What needs to be done
Could you print every entry below exactly as given?

Source material
-.-.-

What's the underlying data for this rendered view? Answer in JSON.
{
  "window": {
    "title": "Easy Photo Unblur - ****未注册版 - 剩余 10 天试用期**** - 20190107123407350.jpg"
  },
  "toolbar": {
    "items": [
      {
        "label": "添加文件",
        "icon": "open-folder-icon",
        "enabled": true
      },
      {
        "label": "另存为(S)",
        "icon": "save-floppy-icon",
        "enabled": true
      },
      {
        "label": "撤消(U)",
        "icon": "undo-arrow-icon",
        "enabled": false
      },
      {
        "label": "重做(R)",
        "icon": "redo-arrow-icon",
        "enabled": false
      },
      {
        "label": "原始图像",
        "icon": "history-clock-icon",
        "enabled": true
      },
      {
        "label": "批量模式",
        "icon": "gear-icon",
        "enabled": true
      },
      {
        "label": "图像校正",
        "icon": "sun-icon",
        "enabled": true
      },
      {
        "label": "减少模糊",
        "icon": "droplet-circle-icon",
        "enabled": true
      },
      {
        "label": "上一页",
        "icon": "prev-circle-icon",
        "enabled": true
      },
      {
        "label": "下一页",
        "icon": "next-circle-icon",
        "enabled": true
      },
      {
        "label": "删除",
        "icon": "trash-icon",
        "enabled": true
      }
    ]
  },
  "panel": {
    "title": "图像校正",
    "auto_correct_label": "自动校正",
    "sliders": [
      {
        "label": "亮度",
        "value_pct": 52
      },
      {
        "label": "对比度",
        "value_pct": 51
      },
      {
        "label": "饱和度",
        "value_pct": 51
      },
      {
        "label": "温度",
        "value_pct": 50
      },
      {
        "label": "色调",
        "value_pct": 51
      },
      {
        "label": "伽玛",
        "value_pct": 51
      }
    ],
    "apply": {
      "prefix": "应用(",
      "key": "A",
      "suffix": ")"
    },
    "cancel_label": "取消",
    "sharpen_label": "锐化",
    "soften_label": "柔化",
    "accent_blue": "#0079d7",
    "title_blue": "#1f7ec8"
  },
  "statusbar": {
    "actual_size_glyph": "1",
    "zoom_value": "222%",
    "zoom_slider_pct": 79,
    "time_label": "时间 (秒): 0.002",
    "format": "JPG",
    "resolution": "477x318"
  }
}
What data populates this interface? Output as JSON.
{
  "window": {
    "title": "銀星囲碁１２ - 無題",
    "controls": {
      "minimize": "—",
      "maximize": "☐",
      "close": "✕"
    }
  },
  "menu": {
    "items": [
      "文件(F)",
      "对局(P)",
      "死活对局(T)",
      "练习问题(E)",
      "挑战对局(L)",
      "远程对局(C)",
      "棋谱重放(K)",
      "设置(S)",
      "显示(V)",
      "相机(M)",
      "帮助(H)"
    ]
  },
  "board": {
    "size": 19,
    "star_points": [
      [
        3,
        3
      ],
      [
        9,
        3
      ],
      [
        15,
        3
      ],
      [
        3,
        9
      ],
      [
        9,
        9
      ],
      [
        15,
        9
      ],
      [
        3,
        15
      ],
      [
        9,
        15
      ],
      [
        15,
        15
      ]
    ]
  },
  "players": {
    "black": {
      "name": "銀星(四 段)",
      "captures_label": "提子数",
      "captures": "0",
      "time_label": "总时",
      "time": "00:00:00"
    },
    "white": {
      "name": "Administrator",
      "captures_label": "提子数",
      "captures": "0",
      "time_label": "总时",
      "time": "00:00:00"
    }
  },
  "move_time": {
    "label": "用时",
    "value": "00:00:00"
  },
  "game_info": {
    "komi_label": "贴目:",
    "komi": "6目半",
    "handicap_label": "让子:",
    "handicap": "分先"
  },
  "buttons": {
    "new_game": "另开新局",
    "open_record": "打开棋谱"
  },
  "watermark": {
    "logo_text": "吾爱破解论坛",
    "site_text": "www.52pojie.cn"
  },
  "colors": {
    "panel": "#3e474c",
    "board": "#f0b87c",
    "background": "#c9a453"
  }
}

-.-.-

Your solution
What's the underlying data for this rendered view? Answer in JSON.
{
  "window": {
    "title": "Easy Photo Unblur - ****未注册版 - 剩余 10 天试用期**** - 20190107123407350.jpg"
  },
  "toolbar": {
    "items": [
      {
        "label": "添加文件",
        "icon": "open-folder-icon",
        "enabled": true
      },
      {
        "label": "另存为(S)",
        "icon": "save-floppy-icon",
        "enabled": true
      },
      {
        "label": "撤消(U)",
        "icon": "undo-arrow-icon",
        "enabled": false
      },
      {
        "label": "重做(R)",
        "icon": "redo-arrow-icon",
        "enabled": false
      },
      {
        "label": "原始图像",
        "icon": "history-clock-icon",
        "enabled": true
      },
      {
        "label": "批量模式",
        "icon": "gear-icon",
        "enabled": true
      },
      {
        "label": "图像校正",
        "icon": "sun-icon",
        "enabled": true
      },
      {
        "label": "减少模糊",
        "icon": "droplet-circle-icon",
        "enabled": true
      },
      {
        "label": "上一页",
        "icon": "prev-circle-icon",
        "enabled": true
      },
      {
        "label": "下一页",
        "icon": "next-circle-icon",
        "enabled": true
      },
      {
        "label": "删除",
        "icon": "trash-icon",
        "enabled": true
      }
    ]
  },
  "panel": {
    "title": "图像校正",
    "auto_correct_label": "自动校正",
    "sliders": [
      {
        "label": "亮度",
        "value_pct": 52
      },
      {
        "label": "对比度",
        "value_pct": 51
      },
      {
        "label": "饱和度",
        "value_pct": 51
      },
      {
        "label": "温度",
        "value_pct": 50
      },
      {
        "label": "色调",
        "value_pct": 51
      },
      {
        "label": "伽玛",
        "value_pct": 51
      }
    ],
    "apply": {
      "prefix": "应用(",
      "key": "A",
      "suffix": ")"
    },
    "cancel_label": "取消",
    "sharpen_label": "锐化",
    "soften_label": "柔化",
    "accent_blue": "#0079d7",
    "title_blue": "#1f7ec8"
  },
  "statusbar": {
    "actual_size_glyph": "1",
    "zoom_value": "222%",
    "zoom_slider_pct": 79,
    "time_label": "时间 (秒): 0.002",
    "format": "JPG",
    "resolution": "477x318"
  }
}
What data populates this interface? Output as JSON.
{
  "window": {
    "title": "銀星囲碁１２ - 無題",
    "controls": {
      "minimize": "—",
      "maximize": "☐",
      "close": "✕"
    }
  },
  "menu": {
    "items": [
      "文件(F)",
      "对局(P)",
      "死活对局(T)",
      "练习问题(E)",
      "挑战对局(L)",
      "远程对局(C)",
      "棋谱重放(K)",
      "设置(S)",
      "显示(V)",
      "相机(M)",
      "帮助(H)"
    ]
  },
  "board": {
    "size": 19,
    "star_points": [
      [
        3,
        3
      ],
      [
        9,
        3
      ],
      [
        15,
        3
      ],
      [
        3,
        9
      ],
      [
        9,
        9
      ],
      [
        15,
        9
      ],
      [
        3,
        15
      ],
      [
        9,
        15
      ],
      [
        15,
        15
      ]
    ]
  },
  "players": {
    "black": {
      "name": "銀星(四 段)",
      "captures_label": "提子数",
      "captures": "0",
      "time_label": "总时",
      "time": "00:00:00"
    },
    "white": {
      "name": "Administrator",
      "captures_label": "提子数",
      "captures": "0",
      "time_label": "总时",
      "time": "00:00:00"
    }
  },
  "move_time": {
    "label": "用时",
    "value": "00:00:00"
  },
  "game_info": {
    "komi_label": "贴目:",
    "komi": "6目半",
    "handicap_label": "让子:",
    "handicap": "分先"
  },
  "buttons": {
    "new_game": "另开新局",
    "open_record": "打开棋谱"
  },
  "watermark": {
    "logo_text": "吾爱破解论坛",
    "site_text": "www.52pojie.cn"
  },
  "colors": {
    "panel": "#3e474c",
    "board": "#f0b87c",
    "background": "#c9a453"
  }
}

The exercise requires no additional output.